Cracking the continent is a tough task and few have proved up to it. For one, many of the country’s brightest young musical talents lack that Zimbabwean authenticity, that ingredient that has proved elusive to a generation that has grown up on staple of foreign music. It is an ingredient that Tuku had in abundance and one that the country’s hip-hop and dancehall stars, who already have to compete with international stars in those genres, seem to lack.
However, it is not all gloom. There exists in the country’s music scene a tribe of musicians that seem to share Tuku’s DNA. One thing that connects them is their love for acoustic guitar, an instrument that runs like a thread throughout all their music.
It is in this brotherhood that Zimbabwe might find a star to once again shine for the continent and the globe at large.
Victor Kunonga has drunk from the same gourd as the gods. In the years leading up to their deaths a year apart from each other, both Oliver Mtukudzi and Hugh Masekela seemed to trust Kunonga with the one thing probably dearest to them: their music. How an artiste, a few decades younger than the two African music giants, convinced the two to make them the producer of their joint album is a mystery.
Tuku’s guitar is now silent and Masekela’s trumpet no longer wails, so the chances of anyone ever hearing the melodious fruit of those recording sessions in Harare are slim. However, music lovers can console themselves with the fact that Kunonga, the man that Hugh Masekela said had the potential to be a superstar, is alive.
Kunonga has long been acknowledged as a force on the country’s Afro Jazz scene, with his hit Maidarirei proving that he is indeed a master song craftsman and a weaver of socially relevant tales.
It remains to be seen whether the time spent with the two legends will push him towards much deserved international stardom.
Watching Munyaradzi Nyamarebvu in action is like viewing a hologram of a young Tuku. When he took to the stage at the 2015 edition of the Intwasa Arts Festival, many were astounded at the sight of the young man in front of them. Nyamarebvu, hand-picked and trained at Tuku’s Pakare Paye stable, has adopted many of his mentor’s mannerisms on stage. The way he holds the guitar, sudden tilt of the head: It all screams Oliver Mtukudzi! However, despite a strong voice and magical fingers on the acoustic guitar, Nyamarebvu is still a stranger to the average music lover. Music lovers will hope that with the exit of the man he owes so much to, Nyamarebvu will finally emerge as a force.
Wataffi has had an interesting musical journey. While a lesser artiste might have faded after the death of Afrika Revenge, a group that proved that even young musicians could make music grounded on the country’s rich musical culture, Wataffi has preserved and forged ahead with his career.
Wataffi is back in full force, with critics eating out of the palm of his hand after the recent release of his album, Uhuru / Independence, many will be expecting him to go on and do bigger things.
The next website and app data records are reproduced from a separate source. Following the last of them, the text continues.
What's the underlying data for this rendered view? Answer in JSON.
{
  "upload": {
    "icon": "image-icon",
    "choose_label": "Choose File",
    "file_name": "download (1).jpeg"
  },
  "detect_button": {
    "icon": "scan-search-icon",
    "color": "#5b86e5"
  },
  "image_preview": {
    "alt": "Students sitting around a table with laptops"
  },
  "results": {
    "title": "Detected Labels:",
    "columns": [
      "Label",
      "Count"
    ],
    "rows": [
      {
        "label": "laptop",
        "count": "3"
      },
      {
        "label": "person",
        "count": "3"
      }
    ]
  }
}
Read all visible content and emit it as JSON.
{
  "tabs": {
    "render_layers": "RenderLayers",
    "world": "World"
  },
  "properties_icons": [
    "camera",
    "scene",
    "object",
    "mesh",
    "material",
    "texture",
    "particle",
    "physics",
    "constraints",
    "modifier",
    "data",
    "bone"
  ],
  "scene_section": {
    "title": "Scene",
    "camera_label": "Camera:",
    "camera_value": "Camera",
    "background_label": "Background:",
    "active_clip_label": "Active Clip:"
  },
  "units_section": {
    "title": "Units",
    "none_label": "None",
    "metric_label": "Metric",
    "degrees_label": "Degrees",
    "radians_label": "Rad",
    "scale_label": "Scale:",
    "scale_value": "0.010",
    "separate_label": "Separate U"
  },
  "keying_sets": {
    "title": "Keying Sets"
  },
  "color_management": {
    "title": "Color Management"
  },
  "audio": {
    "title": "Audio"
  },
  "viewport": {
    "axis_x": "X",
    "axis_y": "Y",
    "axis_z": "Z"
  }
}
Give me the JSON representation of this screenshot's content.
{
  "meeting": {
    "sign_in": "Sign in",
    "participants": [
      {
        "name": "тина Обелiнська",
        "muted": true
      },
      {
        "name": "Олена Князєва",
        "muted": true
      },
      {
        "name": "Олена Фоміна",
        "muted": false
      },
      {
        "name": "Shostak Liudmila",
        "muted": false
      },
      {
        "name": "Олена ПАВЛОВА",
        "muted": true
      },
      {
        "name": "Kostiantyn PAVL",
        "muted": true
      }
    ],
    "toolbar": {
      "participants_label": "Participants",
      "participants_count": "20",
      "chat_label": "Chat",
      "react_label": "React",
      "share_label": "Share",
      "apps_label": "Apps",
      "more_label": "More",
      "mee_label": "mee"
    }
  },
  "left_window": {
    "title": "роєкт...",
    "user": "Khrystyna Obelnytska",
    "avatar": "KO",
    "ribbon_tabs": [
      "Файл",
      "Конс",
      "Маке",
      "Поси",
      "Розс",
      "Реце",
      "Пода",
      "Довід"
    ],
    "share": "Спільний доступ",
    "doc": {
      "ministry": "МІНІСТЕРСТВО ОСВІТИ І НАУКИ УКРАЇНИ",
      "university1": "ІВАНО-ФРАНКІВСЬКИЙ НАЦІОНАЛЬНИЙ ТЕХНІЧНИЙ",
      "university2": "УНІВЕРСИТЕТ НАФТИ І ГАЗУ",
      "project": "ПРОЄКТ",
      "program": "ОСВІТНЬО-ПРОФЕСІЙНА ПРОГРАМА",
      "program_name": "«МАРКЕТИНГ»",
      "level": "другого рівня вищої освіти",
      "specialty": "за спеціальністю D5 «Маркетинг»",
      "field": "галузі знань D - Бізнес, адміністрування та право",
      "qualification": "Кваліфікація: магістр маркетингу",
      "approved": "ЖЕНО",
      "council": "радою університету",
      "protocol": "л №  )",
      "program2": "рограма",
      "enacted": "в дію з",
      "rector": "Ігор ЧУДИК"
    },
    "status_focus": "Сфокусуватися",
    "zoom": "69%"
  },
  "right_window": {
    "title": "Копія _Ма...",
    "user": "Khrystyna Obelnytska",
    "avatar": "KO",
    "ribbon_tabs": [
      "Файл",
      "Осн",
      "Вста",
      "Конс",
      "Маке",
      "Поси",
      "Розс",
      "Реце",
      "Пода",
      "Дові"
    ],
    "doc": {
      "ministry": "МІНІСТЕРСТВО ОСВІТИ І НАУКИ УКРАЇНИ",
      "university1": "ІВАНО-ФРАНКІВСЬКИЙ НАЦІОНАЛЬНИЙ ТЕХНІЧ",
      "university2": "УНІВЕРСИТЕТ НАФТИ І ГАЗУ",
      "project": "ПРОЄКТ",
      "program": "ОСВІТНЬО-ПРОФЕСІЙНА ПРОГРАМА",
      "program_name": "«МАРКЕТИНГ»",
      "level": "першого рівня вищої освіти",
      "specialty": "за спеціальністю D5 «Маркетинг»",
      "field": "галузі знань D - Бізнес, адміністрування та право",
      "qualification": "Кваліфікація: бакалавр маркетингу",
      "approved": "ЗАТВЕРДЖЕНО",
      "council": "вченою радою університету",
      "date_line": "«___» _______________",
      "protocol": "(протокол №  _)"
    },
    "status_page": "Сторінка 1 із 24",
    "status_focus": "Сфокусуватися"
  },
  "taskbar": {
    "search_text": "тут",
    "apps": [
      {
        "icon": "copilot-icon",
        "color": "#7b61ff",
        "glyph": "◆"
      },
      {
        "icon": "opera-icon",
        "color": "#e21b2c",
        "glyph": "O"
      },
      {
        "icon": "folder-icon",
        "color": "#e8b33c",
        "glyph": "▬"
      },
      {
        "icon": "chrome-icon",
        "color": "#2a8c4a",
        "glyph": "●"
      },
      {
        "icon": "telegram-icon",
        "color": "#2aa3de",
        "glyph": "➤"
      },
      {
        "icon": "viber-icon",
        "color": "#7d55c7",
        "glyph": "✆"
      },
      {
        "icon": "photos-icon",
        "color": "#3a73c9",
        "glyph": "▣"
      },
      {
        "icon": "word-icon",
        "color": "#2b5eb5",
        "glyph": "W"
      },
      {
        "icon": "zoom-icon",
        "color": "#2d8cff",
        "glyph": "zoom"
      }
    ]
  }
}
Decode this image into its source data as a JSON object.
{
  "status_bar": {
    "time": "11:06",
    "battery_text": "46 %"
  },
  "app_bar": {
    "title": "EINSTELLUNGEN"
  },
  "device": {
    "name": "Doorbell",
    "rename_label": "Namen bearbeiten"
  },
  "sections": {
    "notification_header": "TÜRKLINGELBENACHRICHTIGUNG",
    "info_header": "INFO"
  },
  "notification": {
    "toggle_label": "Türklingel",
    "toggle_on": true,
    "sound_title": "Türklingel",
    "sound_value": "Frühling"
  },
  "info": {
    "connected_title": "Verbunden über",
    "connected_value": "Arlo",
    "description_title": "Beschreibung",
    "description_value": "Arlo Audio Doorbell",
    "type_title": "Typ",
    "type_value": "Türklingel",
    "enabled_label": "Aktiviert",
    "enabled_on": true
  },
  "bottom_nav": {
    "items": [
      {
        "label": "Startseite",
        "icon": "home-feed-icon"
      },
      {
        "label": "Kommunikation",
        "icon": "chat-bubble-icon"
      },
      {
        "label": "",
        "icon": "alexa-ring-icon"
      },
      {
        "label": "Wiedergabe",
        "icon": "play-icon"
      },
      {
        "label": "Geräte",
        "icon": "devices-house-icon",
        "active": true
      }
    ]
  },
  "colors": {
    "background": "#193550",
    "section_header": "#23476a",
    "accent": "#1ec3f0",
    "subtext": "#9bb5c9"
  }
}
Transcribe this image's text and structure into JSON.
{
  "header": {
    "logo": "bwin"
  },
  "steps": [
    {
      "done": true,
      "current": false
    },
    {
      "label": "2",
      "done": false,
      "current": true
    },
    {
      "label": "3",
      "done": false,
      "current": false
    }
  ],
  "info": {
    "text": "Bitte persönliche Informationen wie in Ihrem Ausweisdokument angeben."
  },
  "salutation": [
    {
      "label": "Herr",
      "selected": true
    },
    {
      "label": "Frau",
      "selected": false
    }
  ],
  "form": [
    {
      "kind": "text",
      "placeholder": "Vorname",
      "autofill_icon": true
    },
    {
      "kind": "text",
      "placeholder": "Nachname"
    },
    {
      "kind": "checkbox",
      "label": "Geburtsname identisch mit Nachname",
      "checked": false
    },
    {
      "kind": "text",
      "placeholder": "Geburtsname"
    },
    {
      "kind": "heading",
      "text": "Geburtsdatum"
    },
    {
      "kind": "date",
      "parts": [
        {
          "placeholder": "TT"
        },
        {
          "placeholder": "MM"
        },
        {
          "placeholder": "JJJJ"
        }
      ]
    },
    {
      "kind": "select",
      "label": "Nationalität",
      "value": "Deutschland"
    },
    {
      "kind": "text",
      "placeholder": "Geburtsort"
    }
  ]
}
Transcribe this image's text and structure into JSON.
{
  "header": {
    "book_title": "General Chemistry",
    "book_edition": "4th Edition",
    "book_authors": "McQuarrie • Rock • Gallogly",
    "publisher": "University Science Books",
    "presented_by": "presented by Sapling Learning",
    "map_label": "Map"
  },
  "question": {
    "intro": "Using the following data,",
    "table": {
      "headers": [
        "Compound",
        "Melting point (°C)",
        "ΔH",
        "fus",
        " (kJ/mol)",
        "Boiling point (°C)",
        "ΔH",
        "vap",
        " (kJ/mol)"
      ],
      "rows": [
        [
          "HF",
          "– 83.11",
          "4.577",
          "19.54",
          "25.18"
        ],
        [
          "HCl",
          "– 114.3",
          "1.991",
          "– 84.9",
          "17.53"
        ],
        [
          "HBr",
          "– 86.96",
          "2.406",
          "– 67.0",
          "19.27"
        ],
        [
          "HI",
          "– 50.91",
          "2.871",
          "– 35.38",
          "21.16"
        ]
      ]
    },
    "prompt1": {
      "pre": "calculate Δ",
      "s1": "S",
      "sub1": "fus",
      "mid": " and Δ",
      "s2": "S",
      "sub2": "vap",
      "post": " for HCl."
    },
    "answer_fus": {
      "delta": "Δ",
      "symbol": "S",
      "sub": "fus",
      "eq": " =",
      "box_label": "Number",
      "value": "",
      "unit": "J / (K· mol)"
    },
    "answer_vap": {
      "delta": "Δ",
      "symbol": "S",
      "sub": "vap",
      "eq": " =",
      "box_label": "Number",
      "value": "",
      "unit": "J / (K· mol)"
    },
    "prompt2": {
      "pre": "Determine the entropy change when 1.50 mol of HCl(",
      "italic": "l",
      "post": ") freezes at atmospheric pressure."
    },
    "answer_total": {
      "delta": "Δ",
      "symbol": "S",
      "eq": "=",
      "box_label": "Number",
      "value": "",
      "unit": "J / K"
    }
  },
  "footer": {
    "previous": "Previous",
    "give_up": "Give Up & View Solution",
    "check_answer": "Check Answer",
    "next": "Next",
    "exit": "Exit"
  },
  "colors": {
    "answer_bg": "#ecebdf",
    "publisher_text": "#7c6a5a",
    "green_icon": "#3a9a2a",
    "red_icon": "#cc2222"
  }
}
For his part, the man who found his voice in the superstar making factory called Amakhosi Cultural Centre wants to walk a path not trodden by Tuku’s giant footsteps.
“I believe Dr Tuku walked in his own path and was allowed to leave his own legacy. I too am walking in my own and I don’t believe there’s a living soul that can replace the late great legend Tuku,” he told Sunday Life.
Another product of Pakare Paye, Mbeu has already tasted the bitter-sweet result of even attempting to walking in Tuku’s shoes. After being given the honour of leading the Black Spirits during this year’s Cape Town Jazz Festival, he was immediately sucked into the Mtukudzi family cold war, as some questioned why he had agreed to lead the band.
For some music lovers, the sight of Mbeu wielding Tuku’s trademark guitar with steel rings felt fitting, although the young artiste would have preferred his nylon stringed instrument instead. After that performance he was on the defensive, as he faced an onslaught from those that felt that the guitar did not belong in his young hands. As his career kicks up a gear, his fans hope that one day everyone will be proud to see him wielding that acoustic guitar again in future.